| Work required |
An exact restatement of all the data is required, with the pictures left out.

Extracted data entries
***
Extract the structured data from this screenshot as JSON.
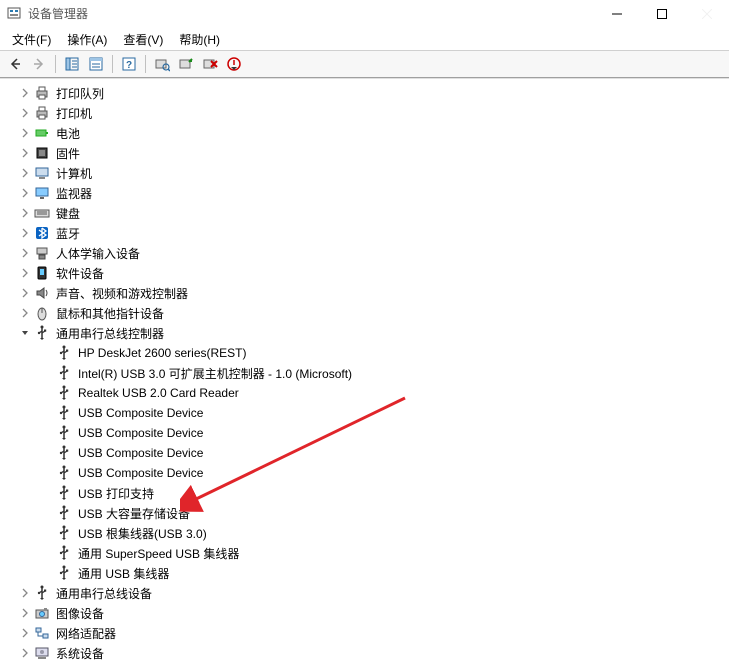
{
  "window": {
    "title": "设备管理器"
  },
  "menu": {
    "file": "文件(F)",
    "action": "操作(A)",
    "view": "查看(V)",
    "help": "帮助(H)"
  },
  "tree": [
    {
      "level": 1,
      "caret": "right",
      "icon": "print-queue-icon",
      "label": "打印队列"
    },
    {
      "level": 1,
      "caret": "right",
      "icon": "printer-icon",
      "label": "打印机"
    },
    {
      "level": 1,
      "caret": "right",
      "icon": "battery-icon",
      "label": "电池"
    },
    {
      "level": 1,
      "caret": "right",
      "icon": "firmware-icon",
      "label": "固件"
    },
    {
      "level": 1,
      "caret": "right",
      "icon": "computer-icon",
      "label": "计算机"
    },
    {
      "level": 1,
      "caret": "right",
      "icon": "monitor-icon",
      "label": "监视器"
    },
    {
      "level": 1,
      "caret": "right",
      "icon": "keyboard-icon",
      "label": "键盘"
    },
    {
      "level": 1,
      "caret": "right",
      "icon": "bluetooth-icon",
      "label": "蓝牙"
    },
    {
      "level": 1,
      "caret": "right",
      "icon": "hid-icon",
      "label": "人体学输入设备"
    },
    {
      "level": 1,
      "caret": "right",
      "icon": "software-device-icon",
      "label": "软件设备"
    },
    {
      "level": 1,
      "caret": "right",
      "icon": "audio-icon",
      "label": "声音、视频和游戏控制器"
    },
    {
      "level": 1,
      "caret": "right",
      "icon": "mouse-icon",
      "label": "鼠标和其他指针设备"
    },
    {
      "level": 1,
      "caret": "down",
      "icon": "usb-controller-icon",
      "label": "通用串行总线控制器"
    },
    {
      "level": 2,
      "caret": "none",
      "icon": "usb-device-icon",
      "label": "HP DeskJet 2600 series(REST)"
    },
    {
      "level": 2,
      "caret": "none",
      "icon": "usb-device-icon",
      "label": "Intel(R) USB 3.0 可扩展主机控制器 - 1.0 (Microsoft)"
    },
    {
      "level": 2,
      "caret": "none",
      "icon": "usb-device-icon",
      "label": "Realtek USB 2.0 Card Reader"
    },
    {
      "level": 2,
      "caret": "none",
      "icon": "usb-device-icon",
      "label": "USB Composite Device"
    },
    {
      "level": 2,
      "caret": "none",
      "icon": "usb-device-icon",
      "label": "USB Composite Device"
    },
    {
      "level": 2,
      "caret": "none",
      "icon": "usb-device-icon",
      "label": "USB Composite Device"
    },
    {
      "level": 2,
      "caret": "none",
      "icon": "usb-device-icon",
      "label": "USB Composite Device"
    },
    {
      "level": 2,
      "caret": "none",
      "icon": "usb-device-icon",
      "label": "USB 打印支持"
    },
    {
      "level": 2,
      "caret": "none",
      "icon": "usb-device-icon",
      "label": "USB 大容量存储设备"
    },
    {
      "level": 2,
      "caret": "none",
      "icon": "usb-device-icon",
      "label": "USB 根集线器(USB 3.0)"
    },
    {
      "level": 2,
      "caret": "none",
      "icon": "usb-device-icon",
      "label": "通用 SuperSpeed USB 集线器"
    },
    {
      "level": 2,
      "caret": "none",
      "icon": "usb-device-icon",
      "label": "通用 USB 集线器"
    },
    {
      "level": 1,
      "caret": "right",
      "icon": "usb-device-icon",
      "label": "通用串行总线设备"
    },
    {
      "level": 1,
      "caret": "right",
      "icon": "imaging-icon",
      "label": "图像设备"
    },
    {
      "level": 1,
      "caret": "right",
      "icon": "network-icon",
      "label": "网络适配器"
    },
    {
      "level": 1,
      "caret": "right",
      "icon": "system-device-icon",
      "label": "系统设备"
    }
  ]
}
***
| Response |
Extract the structured data from this screenshot as JSON.
{
  "window": {
    "title": "设备管理器"
  },
  "menu": {
    "file": "文件(F)",
    "action": "操作(A)",
    "view": "查看(V)",
    "help": "帮助(H)"
  },
  "tree": [
    {
      "level": 1,
      "caret": "right",
      "icon": "print-queue-icon",
      "label": "打印队列"
    },
    {
      "level": 1,
      "caret": "right",
      "icon": "printer-icon",
      "label": "打印机"
    },
    {
      "level": 1,
      "caret": "right",
      "icon": "battery-icon",
      "label": "电池"
    },
    {
      "level": 1,
      "caret": "right",
      "icon": "firmware-icon",
      "label": "固件"
    },
    {
      "level": 1,
      "caret": "right",
      "icon": "computer-icon",
      "label": "计算机"
    },
    {
      "level": 1,
      "caret": "right",
      "icon": "monitor-icon",
      "label": "监视器"
    },
    {
      "level": 1,
      "caret": "right",
      "icon": "keyboard-icon",
      "label": "键盘"
    },
    {
      "level": 1,
      "caret": "right",
      "icon": "bluetooth-icon",
      "label": "蓝牙"
    },
    {
      "level": 1,
      "caret": "right",
      "icon": "hid-icon",
      "label": "人体学输入设备"
    },
    {
      "level": 1,
      "caret": "right",
      "icon": "software-device-icon",
      "label": "软件设备"
    },
    {
      "level": 1,
      "caret": "right",
      "icon": "audio-icon",
      "label": "声音、视频和游戏控制器"
    },
    {
      "level": 1,
      "caret": "right",
      "icon": "mouse-icon",
      "label": "鼠标和其他指针设备"
    },
    {
      "level": 1,
      "caret": "down",
      "icon": "usb-controller-icon",
      "label": "通用串行总线控制器"
    },
    {
      "level": 2,
      "caret": "none",
      "icon": "usb-device-icon",
      "label": "HP DeskJet 2600 series(REST)"
    },
    {
      "level": 2,
      "caret": "none",
      "icon": "usb-device-icon",
      "label": "Intel(R) USB 3.0 可扩展主机控制器 - 1.0 (Microsoft)"
    },
    {
      "level": 2,
      "caret": "none",
      "icon": "usb-device-icon",
      "label": "Realtek USB 2.0 Card Reader"
    },
    {
      "level": 2,
      "caret": "none",
      "icon": "usb-device-icon",
      "label": "USB Composite Device"
    },
    {
      "level": 2,
      "caret": "none",
      "icon": "usb-device-icon",
      "label": "USB Composite Device"
    },
    {
      "level": 2,
      "caret": "none",
      "icon": "usb-device-icon",
      "label": "USB Composite Device"
    },
    {
      "level": 2,
      "caret": "none",
      "icon": "usb-device-icon",
      "label": "USB Composite Device"
    },
    {
      "level": 2,
      "caret": "none",
      "icon": "usb-device-icon",
      "label": "USB 打印支持"
    },
    {
      "level": 2,
      "caret": "none",
      "icon": "usb-device-icon",
      "label": "USB 大容量存储设备"
    },
    {
      "level": 2,
      "caret": "none",
      "icon": "usb-device-icon",
      "label": "USB 根集线器(USB 3.0)"
    },
    {
      "level": 2,
      "caret": "none",
      "icon": "usb-device-icon",
      "label": "通用 SuperSpeed USB 集线器"
    },
    {
      "level": 2,
      "caret": "none",
      "icon": "usb-device-icon",
      "label": "通用 USB 集线器"
    },
    {
      "level": 1,
      "caret": "right",
      "icon": "usb-device-icon",
      "label": "通用串行总线设备"
    },
    {
      "level": 1,
      "caret": "right",
      "icon": "imaging-icon",
      "label": "图像设备"
    },
    {
      "level": 1,
      "caret": "right",
      "icon": "network-icon",
      "label": "网络适配器"
    },
    {
      "level": 1,
      "caret": "right",
      "icon": "system-device-icon",
      "label": "系统设备"
    }
  ]
}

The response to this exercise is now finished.